• [PROBLEM TO SOLVE]: Which lines below mention "comments"? Pick each one out.

Records from a collection:

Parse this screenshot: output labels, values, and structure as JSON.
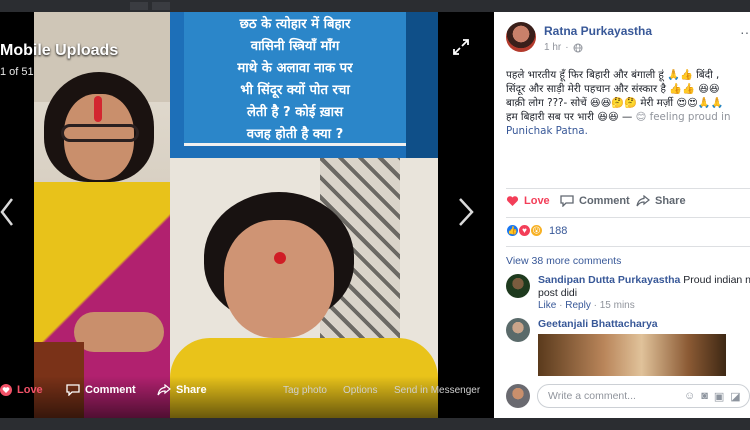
{
  "viewer": {
    "album_title": "Mobile Uploads",
    "counter": "1 of 51",
    "sign_lines": [
      "छठ के त्योहार में बिहार",
      "वासिनी स्त्रियाँ माँग",
      "माथे के अलावा नाक पर",
      "भी सिंदूर क्यों पोत रचा",
      "लेती है ? कोई ख़ास",
      "वजह होती है क्या ?"
    ],
    "actions": {
      "love": "Love",
      "comment": "Comment",
      "share": "Share"
    },
    "links": {
      "tag": "Tag photo",
      "options": "Options",
      "send": "Send in Messenger"
    }
  },
  "post": {
    "author": "Ratna Purkayastha",
    "time": "1 hr",
    "menu": "···",
    "text_lines": [
      "पहले भारतीय हूँ फिर बिहारी और बंगाली हूं 🙏👍 बिंदी ,",
      "सिंदूर और साड़ी मेरी पहचान और संस्कार है 👍👍 😆😆",
      "बाक़ी लोग ???- सोचें 😆😆🤔🤔 मेरी मर्ज़ी 😍😍🙏🙏",
      "हम बिहारी सब पर भारी 😆😆 —"
    ],
    "feeling": "😊 feeling proud in",
    "location": "Punichak Patna.",
    "actions": {
      "love": "Love",
      "comment": "Comment",
      "share": "Share"
    },
    "reaction_count": "188",
    "view_more": "View 38 more comments"
  },
  "comments": [
    {
      "name": "Sandipan Dutta Purkayastha",
      "text": "Proud indian nice",
      "text2": "post didi",
      "like": "Like",
      "reply": "Reply",
      "time": "15 mins"
    },
    {
      "name": "Geetanjali Bhattacharya"
    }
  ],
  "composer": {
    "placeholder": "Write a comment..."
  },
  "colors": {
    "link": "#385898",
    "love": "#f33e58",
    "text": "#1d2129",
    "muted": "#90949c"
  }
}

• [EXERCISE RESULT]:
    "view_more": "View 38 more comments"
  "comments": [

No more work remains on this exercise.